“I told them straightforward that I can’t handle television well,” Jee told Salon. “I freak out in front of an audience — it scared the crap out of me.” In contrast to the swanning celebrity, the nervous Everyman was relateable. Here, Letterman introduces a skit starring Rupert to the audience by saying, "We send him out to various locations in New York City -- and we just bother people, don't we?"
An expression of ambivalence about his own celebrity, Letterman's privileging of "real people" over celebrities, whom he sometimes seemed to despise, didn't go unnoticed by celebrities.
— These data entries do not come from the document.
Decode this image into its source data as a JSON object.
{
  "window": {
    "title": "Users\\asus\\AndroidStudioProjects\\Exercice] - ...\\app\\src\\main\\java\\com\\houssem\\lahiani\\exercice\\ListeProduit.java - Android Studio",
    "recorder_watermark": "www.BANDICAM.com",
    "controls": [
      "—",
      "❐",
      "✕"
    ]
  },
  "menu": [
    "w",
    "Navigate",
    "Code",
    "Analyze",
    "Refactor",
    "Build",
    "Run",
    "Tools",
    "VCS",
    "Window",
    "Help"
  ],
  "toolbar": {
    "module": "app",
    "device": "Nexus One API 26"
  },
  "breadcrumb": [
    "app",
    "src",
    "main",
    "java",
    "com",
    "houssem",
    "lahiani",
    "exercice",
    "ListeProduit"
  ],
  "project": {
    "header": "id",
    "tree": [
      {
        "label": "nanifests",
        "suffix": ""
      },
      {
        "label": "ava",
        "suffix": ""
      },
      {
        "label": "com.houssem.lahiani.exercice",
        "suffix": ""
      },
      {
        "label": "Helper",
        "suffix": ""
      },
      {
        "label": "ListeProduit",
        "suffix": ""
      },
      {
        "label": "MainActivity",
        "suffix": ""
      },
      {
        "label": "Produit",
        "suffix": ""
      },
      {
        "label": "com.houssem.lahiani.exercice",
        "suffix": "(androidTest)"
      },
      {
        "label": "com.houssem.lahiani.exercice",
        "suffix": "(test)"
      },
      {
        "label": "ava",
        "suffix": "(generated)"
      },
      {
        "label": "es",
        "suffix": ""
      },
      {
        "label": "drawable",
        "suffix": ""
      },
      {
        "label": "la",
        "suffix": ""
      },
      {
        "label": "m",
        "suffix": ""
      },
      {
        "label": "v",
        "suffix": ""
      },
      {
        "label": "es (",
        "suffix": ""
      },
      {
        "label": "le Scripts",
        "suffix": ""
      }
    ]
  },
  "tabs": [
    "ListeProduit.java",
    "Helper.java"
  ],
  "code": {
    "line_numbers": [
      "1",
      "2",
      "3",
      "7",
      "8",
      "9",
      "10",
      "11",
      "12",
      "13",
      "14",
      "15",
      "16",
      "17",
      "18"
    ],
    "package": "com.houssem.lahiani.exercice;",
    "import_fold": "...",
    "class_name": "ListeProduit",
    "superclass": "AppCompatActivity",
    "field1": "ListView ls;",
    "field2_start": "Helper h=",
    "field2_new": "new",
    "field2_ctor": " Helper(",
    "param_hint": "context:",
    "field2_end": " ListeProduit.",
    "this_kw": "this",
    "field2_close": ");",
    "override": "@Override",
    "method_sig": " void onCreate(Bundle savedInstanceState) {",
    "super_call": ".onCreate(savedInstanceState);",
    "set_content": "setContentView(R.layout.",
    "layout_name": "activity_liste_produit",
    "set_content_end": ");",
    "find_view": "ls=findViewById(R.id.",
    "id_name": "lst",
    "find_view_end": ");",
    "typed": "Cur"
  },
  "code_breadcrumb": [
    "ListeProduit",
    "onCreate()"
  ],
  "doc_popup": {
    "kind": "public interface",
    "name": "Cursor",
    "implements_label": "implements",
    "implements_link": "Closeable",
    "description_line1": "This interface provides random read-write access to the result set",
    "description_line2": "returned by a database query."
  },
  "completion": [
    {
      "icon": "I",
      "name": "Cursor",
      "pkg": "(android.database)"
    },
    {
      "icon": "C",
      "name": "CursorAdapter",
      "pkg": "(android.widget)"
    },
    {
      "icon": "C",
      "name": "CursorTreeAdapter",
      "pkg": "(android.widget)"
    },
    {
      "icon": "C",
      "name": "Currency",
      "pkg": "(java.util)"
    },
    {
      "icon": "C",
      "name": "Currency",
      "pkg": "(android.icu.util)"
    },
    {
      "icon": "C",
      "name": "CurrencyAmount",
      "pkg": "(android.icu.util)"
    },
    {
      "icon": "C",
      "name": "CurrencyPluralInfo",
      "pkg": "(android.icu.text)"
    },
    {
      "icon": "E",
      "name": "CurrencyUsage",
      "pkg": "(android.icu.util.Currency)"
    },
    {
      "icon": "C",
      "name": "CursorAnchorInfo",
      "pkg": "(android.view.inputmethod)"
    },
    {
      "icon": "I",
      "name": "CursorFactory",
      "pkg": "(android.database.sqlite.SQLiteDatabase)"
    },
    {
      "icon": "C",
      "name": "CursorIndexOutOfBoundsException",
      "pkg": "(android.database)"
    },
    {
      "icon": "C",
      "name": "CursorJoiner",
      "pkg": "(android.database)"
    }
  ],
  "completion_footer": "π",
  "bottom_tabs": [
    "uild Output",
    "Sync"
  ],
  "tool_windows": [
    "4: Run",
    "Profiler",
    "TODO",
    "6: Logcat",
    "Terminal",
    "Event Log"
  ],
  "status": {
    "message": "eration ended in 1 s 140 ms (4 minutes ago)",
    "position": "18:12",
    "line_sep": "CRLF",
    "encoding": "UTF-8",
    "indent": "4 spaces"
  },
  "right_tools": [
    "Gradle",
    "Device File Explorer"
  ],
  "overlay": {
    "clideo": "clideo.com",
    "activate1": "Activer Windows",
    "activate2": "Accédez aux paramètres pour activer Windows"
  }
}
Cher resisted being a guest on his show for four years before she accepted in 1986 -- perhaps a move Letterman came to regret. In an infamous appearance, arms crossed defensively, Cher explained why she had been reluctant. "Because you're an a------," she said, a statement that no matter how many times Letterman tried to recover from, it was clear it had rattled him. "You're the only person who's ever said that to my face," he told Cher.
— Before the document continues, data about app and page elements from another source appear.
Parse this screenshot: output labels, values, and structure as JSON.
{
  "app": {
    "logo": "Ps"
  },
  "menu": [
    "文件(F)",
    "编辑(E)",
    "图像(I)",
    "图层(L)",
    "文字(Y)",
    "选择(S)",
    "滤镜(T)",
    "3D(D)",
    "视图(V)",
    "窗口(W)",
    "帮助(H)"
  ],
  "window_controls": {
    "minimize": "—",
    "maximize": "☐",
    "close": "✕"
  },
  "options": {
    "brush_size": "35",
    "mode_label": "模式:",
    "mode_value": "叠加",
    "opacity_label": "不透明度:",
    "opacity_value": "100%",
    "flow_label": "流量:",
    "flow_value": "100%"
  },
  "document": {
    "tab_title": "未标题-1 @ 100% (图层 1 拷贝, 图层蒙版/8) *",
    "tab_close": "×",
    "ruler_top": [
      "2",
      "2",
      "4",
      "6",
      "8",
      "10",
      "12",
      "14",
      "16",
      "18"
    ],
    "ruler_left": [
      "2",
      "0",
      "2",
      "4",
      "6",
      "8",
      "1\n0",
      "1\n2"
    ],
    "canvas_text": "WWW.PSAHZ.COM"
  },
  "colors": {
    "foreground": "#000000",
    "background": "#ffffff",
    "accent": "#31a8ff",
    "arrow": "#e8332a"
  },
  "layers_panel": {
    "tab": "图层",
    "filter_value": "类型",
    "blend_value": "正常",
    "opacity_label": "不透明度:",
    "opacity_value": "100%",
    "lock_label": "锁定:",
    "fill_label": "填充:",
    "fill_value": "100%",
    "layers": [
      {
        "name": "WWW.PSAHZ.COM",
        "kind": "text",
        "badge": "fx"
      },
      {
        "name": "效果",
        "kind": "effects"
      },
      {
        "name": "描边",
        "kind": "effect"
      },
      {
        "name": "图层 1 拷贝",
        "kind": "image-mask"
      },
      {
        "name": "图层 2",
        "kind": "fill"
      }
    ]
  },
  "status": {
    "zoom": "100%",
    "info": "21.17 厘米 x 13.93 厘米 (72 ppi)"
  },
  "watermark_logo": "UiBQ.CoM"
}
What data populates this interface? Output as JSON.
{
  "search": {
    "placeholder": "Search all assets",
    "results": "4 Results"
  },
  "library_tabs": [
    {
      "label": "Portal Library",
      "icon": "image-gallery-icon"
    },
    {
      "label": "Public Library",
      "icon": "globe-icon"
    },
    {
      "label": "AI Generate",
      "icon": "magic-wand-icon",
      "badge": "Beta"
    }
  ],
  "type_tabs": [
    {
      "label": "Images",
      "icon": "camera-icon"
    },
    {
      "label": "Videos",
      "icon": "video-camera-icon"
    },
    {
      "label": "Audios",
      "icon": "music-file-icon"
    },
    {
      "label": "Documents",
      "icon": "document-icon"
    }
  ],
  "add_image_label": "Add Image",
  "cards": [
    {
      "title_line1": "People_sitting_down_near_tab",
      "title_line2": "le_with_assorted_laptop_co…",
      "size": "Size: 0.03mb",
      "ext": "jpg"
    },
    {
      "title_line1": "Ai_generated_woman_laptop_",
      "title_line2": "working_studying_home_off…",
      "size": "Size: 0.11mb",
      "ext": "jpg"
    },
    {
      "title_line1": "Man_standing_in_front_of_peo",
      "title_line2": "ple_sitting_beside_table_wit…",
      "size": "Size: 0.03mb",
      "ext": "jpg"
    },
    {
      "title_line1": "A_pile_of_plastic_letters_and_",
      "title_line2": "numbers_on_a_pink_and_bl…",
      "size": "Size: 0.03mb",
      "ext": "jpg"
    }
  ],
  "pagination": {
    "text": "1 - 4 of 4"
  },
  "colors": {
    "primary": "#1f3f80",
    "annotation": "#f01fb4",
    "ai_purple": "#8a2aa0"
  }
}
But as we seem to have come full circle back to celebrity worship, Letterman's privileging of the Everyman seems subversive upon reexamination, even if his show hasn't been for a while.
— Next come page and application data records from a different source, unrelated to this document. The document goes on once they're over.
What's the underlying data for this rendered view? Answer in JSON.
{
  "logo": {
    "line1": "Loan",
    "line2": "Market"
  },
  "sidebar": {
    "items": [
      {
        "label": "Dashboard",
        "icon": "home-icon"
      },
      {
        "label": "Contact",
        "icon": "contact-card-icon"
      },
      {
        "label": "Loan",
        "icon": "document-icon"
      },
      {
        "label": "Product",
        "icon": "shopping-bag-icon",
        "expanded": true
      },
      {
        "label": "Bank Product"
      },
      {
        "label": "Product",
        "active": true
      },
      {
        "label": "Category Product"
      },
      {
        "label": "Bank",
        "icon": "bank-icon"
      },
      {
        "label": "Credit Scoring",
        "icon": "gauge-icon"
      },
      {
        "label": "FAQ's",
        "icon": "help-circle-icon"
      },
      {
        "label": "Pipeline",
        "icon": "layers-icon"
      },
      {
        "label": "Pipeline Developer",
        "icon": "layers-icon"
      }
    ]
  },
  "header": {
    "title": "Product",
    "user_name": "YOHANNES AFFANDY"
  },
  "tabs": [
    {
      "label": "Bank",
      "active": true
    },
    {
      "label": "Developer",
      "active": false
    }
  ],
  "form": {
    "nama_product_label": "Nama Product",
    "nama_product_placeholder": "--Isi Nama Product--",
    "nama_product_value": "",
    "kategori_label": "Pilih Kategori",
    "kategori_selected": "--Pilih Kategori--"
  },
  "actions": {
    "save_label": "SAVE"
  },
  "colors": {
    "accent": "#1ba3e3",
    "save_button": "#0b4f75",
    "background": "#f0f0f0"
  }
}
Evidence: In the age of the selfie and celebrity sex tape, everyone wants to be famous -- even if it's for "nothing. It's also telling that NBC is reviving "Lifestyles of the Rich and Famous" with Nick Cannon as the host. And talk show host Jimmy Fallon, in stark contrast to Letterman, has been criticized for seeming desperate to be accepted by the celebrity class.
In place of making stars of real people, Fallon lets celebrities star in the goofy skits Letterman once reserved for noncelebs. Perhaps it is his effort to continue with what "Us" Magazine started with its "Stars: They're Just Like Us" feature. Both attempt to humanize celebrities and to collapse the difference between celebrities and everyone else by showing them do mundane things like get parking tickets, buy Frappaccinos from Starbucks -- and do goofy dances with Jimmy Fallon.
Speaking of Letterman's legacy, Don Kaplan of New York Daily News writes,"The most beautiful aspect was Letterman’s ability to make anyone a part of it."
Well, almost everyone. Letterman's been dogged over years with criticism for being sexist -- both as a host, and apparently, as a boss. After he admitted on-air in 2009 that he had an inappropriate sexual relationship with a female staffer, one of the first female writers for his show, Nell Scovell penned a piece for Vanity Fair recounting the hostile, sexually charged atmosphere that was the early days of "Late Night With David Letterman." It was so bad she left her "dream job" after less than a year, the "Late Night" arena no place for female writers, she wrote. (Ironically, comic writer Merrill Markoe, his partner of 10 years and one of the "Late Show's" earliest writers, is credited as one of the main people who helped give the show its voice and character.)
And just on Monday, Letterman shocked fans waiting outside Ed Sullivan Theater when he took a question from a college staffer who asked what advice he'd give to this year's graduates. “Treat a lady like a wh–e, and a wh–e like a lady,” he replied, reports Page Six. It didn't go over well.
Although Letterman's ostensible sexism or discomfort with women as "real people" will not age well, we'll always have "Stupid Pet Tricks." That won't ever get old.